**Exercise prompt:** Everything in the listing below must be set down again exactly.

**Provided information:**
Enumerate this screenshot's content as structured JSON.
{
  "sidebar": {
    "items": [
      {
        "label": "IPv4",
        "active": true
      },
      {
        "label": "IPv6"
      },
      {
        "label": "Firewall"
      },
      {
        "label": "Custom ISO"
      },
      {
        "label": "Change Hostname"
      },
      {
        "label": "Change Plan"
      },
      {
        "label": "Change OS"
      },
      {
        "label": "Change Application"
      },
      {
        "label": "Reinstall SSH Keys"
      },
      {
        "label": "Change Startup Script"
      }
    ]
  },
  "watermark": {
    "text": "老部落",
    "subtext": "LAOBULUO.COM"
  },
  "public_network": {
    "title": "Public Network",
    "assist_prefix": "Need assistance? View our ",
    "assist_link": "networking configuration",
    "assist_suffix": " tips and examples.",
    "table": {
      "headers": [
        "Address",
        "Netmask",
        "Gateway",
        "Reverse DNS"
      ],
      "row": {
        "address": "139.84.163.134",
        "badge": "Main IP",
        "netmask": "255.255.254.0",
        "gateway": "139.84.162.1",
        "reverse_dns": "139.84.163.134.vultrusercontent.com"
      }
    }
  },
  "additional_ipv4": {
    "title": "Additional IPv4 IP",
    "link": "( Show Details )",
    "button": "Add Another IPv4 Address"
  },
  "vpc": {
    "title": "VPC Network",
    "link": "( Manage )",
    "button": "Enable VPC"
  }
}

**Result of the task:**
Enumerate this screenshot's content as structured JSON.
{
  "sidebar": {
    "items": [
      {
        "label": "IPv4",
        "active": true
      },
      {
        "label": "IPv6"
      },
      {
        "label": "Firewall"
      },
      {
        "label": "Custom ISO"
      },
      {
        "label": "Change Hostname"
      },
      {
        "label": "Change Plan"
      },
      {
        "label": "Change OS"
      },
      {
        "label": "Change Application"
      },
      {
        "label": "Reinstall SSH Keys"
      },
      {
        "label": "Change Startup Script"
      }
    ]
  },
  "watermark": {
    "text": "老部落",
    "subtext": "LAOBULUO.COM"
  },
  "public_network": {
    "title": "Public Network",
    "assist_prefix": "Need assistance? View our ",
    "assist_link": "networking configuration",
    "assist_suffix": " tips and examples.",
    "table": {
      "headers": [
        "Address",
        "Netmask",
        "Gateway",
        "Reverse DNS"
      ],
      "row": {
        "address": "139.84.163.134",
        "badge": "Main IP",
        "netmask": "255.255.254.0",
        "gateway": "139.84.162.1",
        "reverse_dns": "139.84.163.134.vultrusercontent.com"
      }
    }
  },
  "additional_ipv4": {
    "title": "Additional IPv4 IP",
    "link": "( Show Details )",
    "button": "Add Another IPv4 Address"
  },
  "vpc": {
    "title": "VPC Network",
    "link": "( Manage )",
    "button": "Enable VPC"
  }
}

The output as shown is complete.